Submitted by Sal Silvester on June 8, 2009
Submitted by Sal Silvester on May 22, 2009
This is the fourth of four posts about the sometimes opposing characteristics that are required of leaders. In Part 1, I talked about the need to balance courage with humility, in Part 2 the need to balance strength with vulnerability, and in Part 3 the need to balance being demanding with empathy.
Submitted by Sal Silvester on May 12, 2009
In my two previous posts, I mentioned that leadership often requires the ability to balance sometimes opposing characteristics. In Part 1, I touched on the balance of Courage with Humility. In Part 2, I talked about the balance of Strength and Vulnerability.
The third set of characteristics that I believe is required of a successful leader is the balance of being Demanding with being Empathetic.

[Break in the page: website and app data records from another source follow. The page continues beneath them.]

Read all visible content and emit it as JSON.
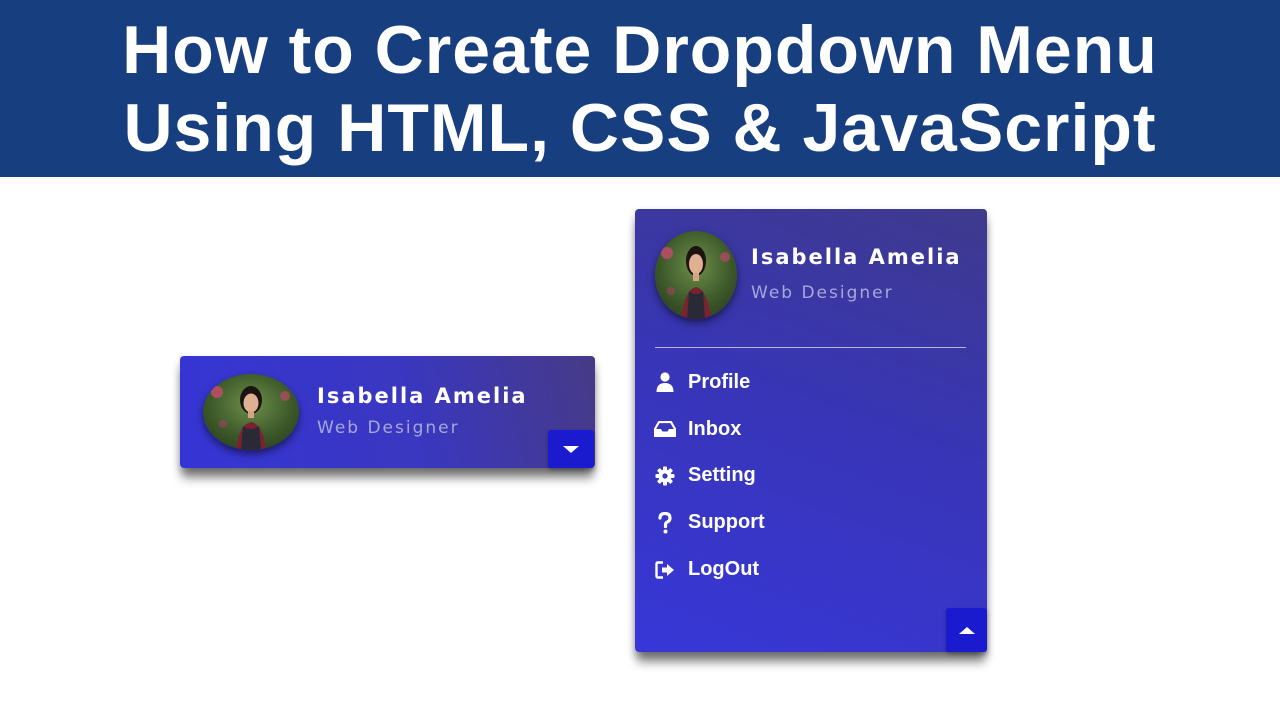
{
  "banner": {
    "line1": "How to Create Dropdown Menu",
    "line2": "Using HTML, CSS & JavaScript"
  },
  "colors": {
    "banner_bg": "#173f80",
    "card_primary": "#3737d8",
    "toggle_button": "#1a1acf",
    "role_text": "#a7a8d8"
  },
  "card_closed": {
    "user": {
      "name": "Isabella Amelia",
      "role": "Web Designer"
    },
    "toggle_icon": "caret-down-icon"
  },
  "card_open": {
    "user": {
      "name": "Isabella Amelia",
      "role": "Web Designer"
    },
    "menu": [
      {
        "label": "Profile",
        "icon": "user-icon"
      },
      {
        "label": "Inbox",
        "icon": "inbox-icon"
      },
      {
        "label": "Setting",
        "icon": "gear-icon"
      },
      {
        "label": "Support",
        "icon": "question-icon"
      },
      {
        "label": "LogOut",
        "icon": "logout-icon"
      }
    ],
    "toggle_icon": "caret-up-icon"
  }
}
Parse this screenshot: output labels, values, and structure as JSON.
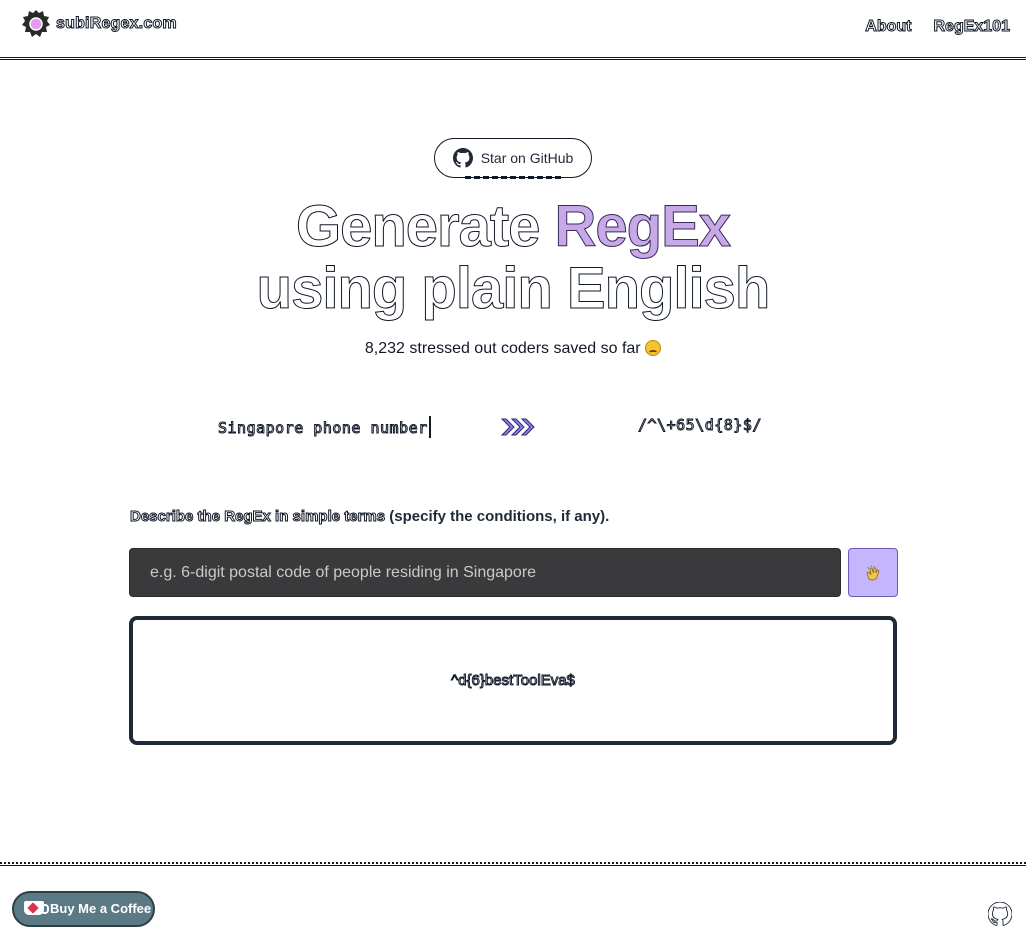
{
  "header": {
    "logo_text": "subiRegex.com",
    "nav": [
      {
        "label": "About"
      },
      {
        "label": "RegEx101"
      }
    ]
  },
  "star_button": {
    "label": "Star on GitHub",
    "icon": "github-icon"
  },
  "hero": {
    "line1_prefix": "Generate ",
    "line1_accent": "RegEx",
    "line2": "using plain English"
  },
  "counter": {
    "text": "8,232 stressed out coders saved so far",
    "emoji": "angry-face"
  },
  "demo": {
    "input_text": "Singapore phone number",
    "output_text": "/^\\+65\\d{8}$/",
    "arrow_icon": "chevrons-right-icon"
  },
  "prompt": {
    "label": "Describe the RegEx in simple terms",
    "hint": "(specify the conditions, if any).",
    "placeholder": "e.g. 6-digit postal code of people residing in Singapore",
    "value": ""
  },
  "submit": {
    "icon": "clap-icon"
  },
  "output": {
    "text": "^d{6}bestToolEva$"
  },
  "footer": {
    "coffee_label": "Buy Me a Coffee",
    "github_icon": "github-icon"
  },
  "colors": {
    "accent": "#c7a9e8",
    "input_bg": "#3a3a3c",
    "submit_bg": "#c4b5fd",
    "coffee_bg": "#5b7a86"
  }
}
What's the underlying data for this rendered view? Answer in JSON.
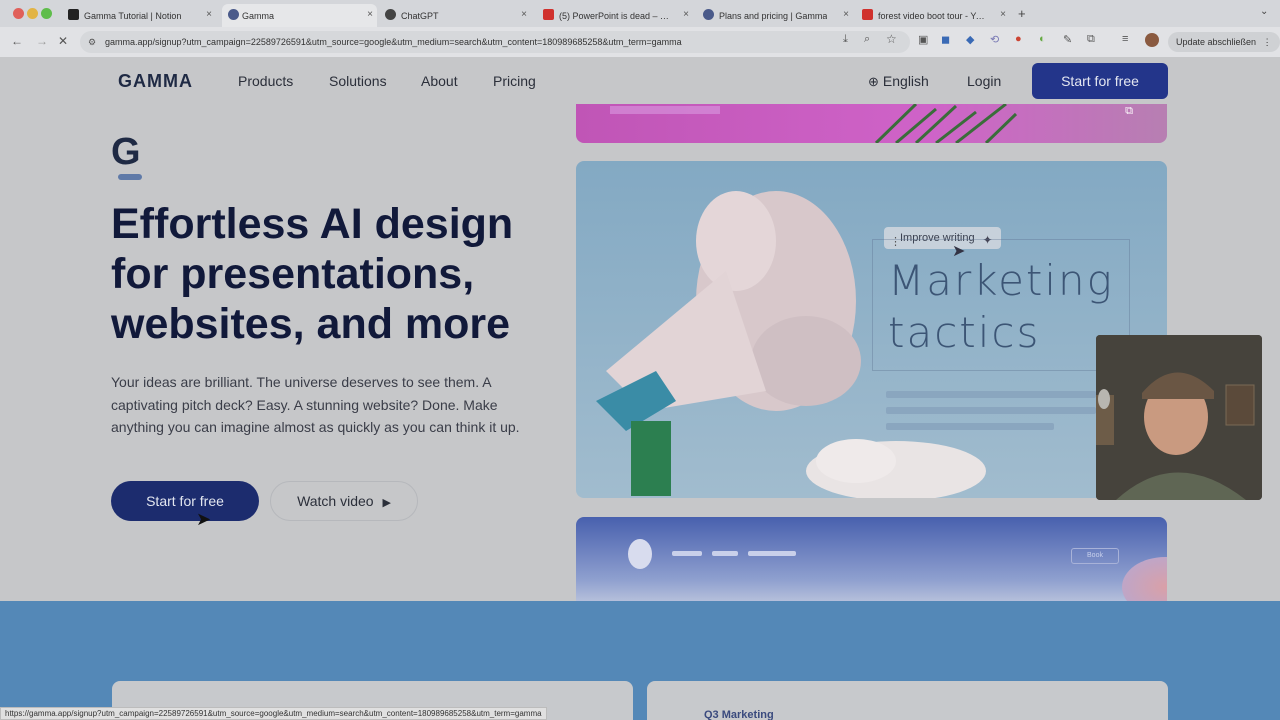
{
  "browser": {
    "tabs": [
      {
        "label": "Gamma Tutorial | Notion",
        "active": false,
        "favicon_color": "#222222"
      },
      {
        "label": "Gamma",
        "active": true,
        "favicon_color": "#4a5a8a"
      },
      {
        "label": "ChatGPT",
        "active": false,
        "favicon_color": "#444444"
      },
      {
        "label": "(5) PowerPoint is dead – Thi",
        "active": false,
        "favicon_color": "#d0312d"
      },
      {
        "label": "Plans and pricing | Gamma",
        "active": false,
        "favicon_color": "#4a5a8a"
      },
      {
        "label": "forest video boot tour - YouTu",
        "active": false,
        "favicon_color": "#d0312d"
      }
    ],
    "new_tab_icon": "plus-icon",
    "url": "gamma.app/signup?utm_campaign=22589726591&utm_source=google&utm_medium=search&utm_content=180989685258&utm_term=gamma",
    "update_button": "Update abschließen",
    "status_url": "https://gamma.app/signup?utm_campaign=22589726591&utm_source=google&utm_medium=search&utm_content=180989685258&utm_term=gamma"
  },
  "nav": {
    "logo": "GAMMA",
    "links": [
      "Products",
      "Solutions",
      "About",
      "Pricing"
    ],
    "language": "English",
    "login": "Login",
    "cta": "Start for free"
  },
  "hero": {
    "logo_mark": "G",
    "headline": "Effortless AI design for presentations, websites, and more",
    "subtext": "Your ideas are brilliant. The universe deserves to see them. A captivating pitch deck? Easy. A stunning website? Done. Make anything you can imagine almost as quickly as you can think it up.",
    "primary_cta": "Start for free",
    "secondary_cta": "Watch video"
  },
  "preview": {
    "improve_label": "Improve writing",
    "marketing_line1": "Marketing",
    "marketing_line2": "tactics",
    "book_label": "Book"
  },
  "lower": {
    "card_label": "Q3 Marketing"
  },
  "colors": {
    "accent": "#23358a",
    "band": "#5488b7"
  }
}
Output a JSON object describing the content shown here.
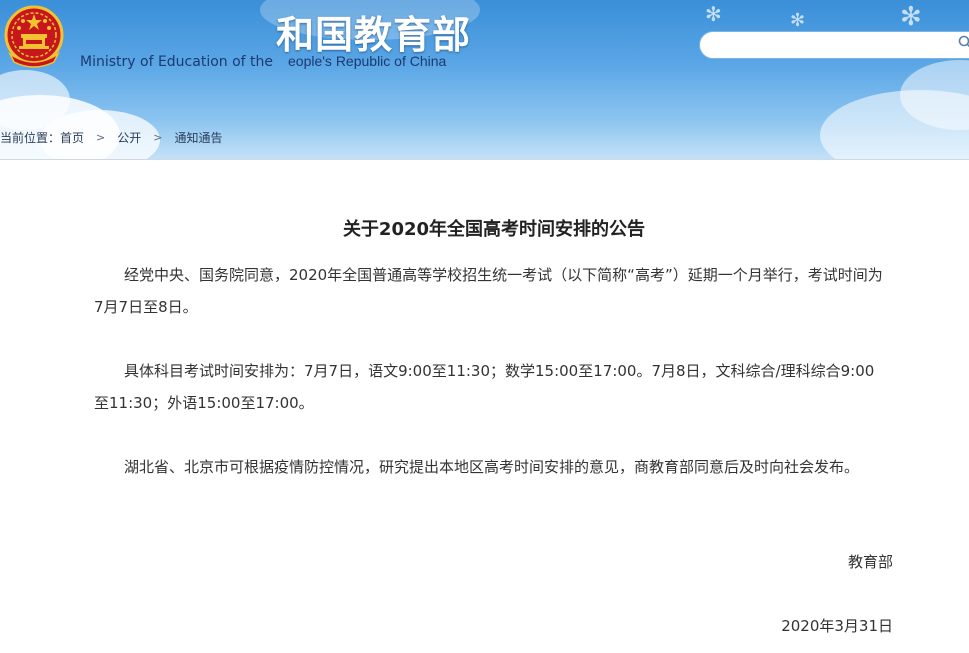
{
  "header": {
    "title_cn": "和国教育部",
    "title_en_left": "Ministry of Education of the",
    "title_en": "eople's Republic of China",
    "search_placeholder": ""
  },
  "breadcrumb": {
    "prefix": "当前位置：",
    "items": [
      "首页",
      "公开",
      "通知通告"
    ]
  },
  "article": {
    "title": "关于2020年全国高考时间安排的公告",
    "paragraphs": [
      "经党中央、国务院同意，2020年全国普通高等学校招生统一考试（以下简称“高考”）延期一个月举行，考试时间为7月7日至8日。",
      "具体科目考试时间安排为：7月7日，语文9:00至11:30；数学15:00至17:00。7月8日，文科综合/理科综合9:00至11:30；外语15:00至17:00。",
      "湖北省、北京市可根据疫情防控情况，研究提出本地区高考时间安排的意见，商教育部同意后及时向社会发布。"
    ],
    "signer": "教育部",
    "date": "2020年3月31日"
  },
  "colors": {
    "banner_top": "#3a8fd8",
    "banner_bottom": "#c4e2f8",
    "emblem_red": "#c8161d",
    "emblem_gold": "#f2c230"
  },
  "icons": {
    "emblem": "national-emblem-icon",
    "search": "search-icon",
    "breadcrumb_separator": "chevron-right-icon"
  }
}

Submitted by Sal Silvester on May 5, 2009
In my recent blog post, Courage and Humility: A Balancing Act of Leadership Characteristics, I mentioned that leadership often requires a unique balance of sometimes opposing characteristics. In Part 1, I spoke wrote about Courage and Humility.
The second set of characteristics that I believe is required of a successful leader is the balance of strength with vulnerability.
Submitted by Sal Silvester on April 29, 2009
Climbing at 19,000' in Ecuador
Just because you have the title of "leader" doesn't make you are a leader. And just because you don't have the title of leader doesn't mean you aren't a leader.
People are called upon to do many things - both inside and outside of the workplace. Those who have the courage to do the right things, especially when the right things are difficult to do, deserve the title of leader.
Consider the following:
Submitted by Sal Silvester on April 28, 2009
Leaders are called upon to do many things, and those things often conflict with each other. They require a unique balance of sometimes opposing characteristics.
The first set of characteristics that I believe is required to be a successful leader is the balance of courage and humility.
Submitted by Sal Silvester on April 23, 2009
We all perceive the world according to our own reality. The experiences we have had in the past and the experiences we have today all create the perceptions that we hold about other people. Those perceptions influence our biases (and we all have biases), which in turn influence our behaviors.
Sometimes our biases are so ingrained that we don't even know they exist.
To be successful leaders and successful team members we have to become aware of our biases and how they influence our interactions with others in the workplace.
Submitted by Sal Silvester on March 27, 2009
As I look at the business landscape today, I believe two types of companies are emerging – (1) those that choose to cut costs at all cost, and (2) those that recognize that people got us to where we are today and people will get us out of where we are today.
Submitted by Sal Silvester on March 18, 2009
One of the most important characteristics of a People-First™ Leader is that they are self-aware.
Here’s what I mean. (1) They understand why they respond to others the way they do, and (2) they understand why others respond to them the way they do.
Why is this important?
Submitted by Sal Silvester on March 9, 2009
I had just returned to my hotel room after a beautiful sunrise run in Washington D.C. where I am attending an Inscape Publishing conference. While enjoying a cup of post-run coffee, I read an article about a former NASA official (he served as the NASA Chief of Staff and as its liaison to the White House) who was “charged with using his government position to serve his own financial interest.” If convicted, he could face 15 years in prison.
That’s not leadership!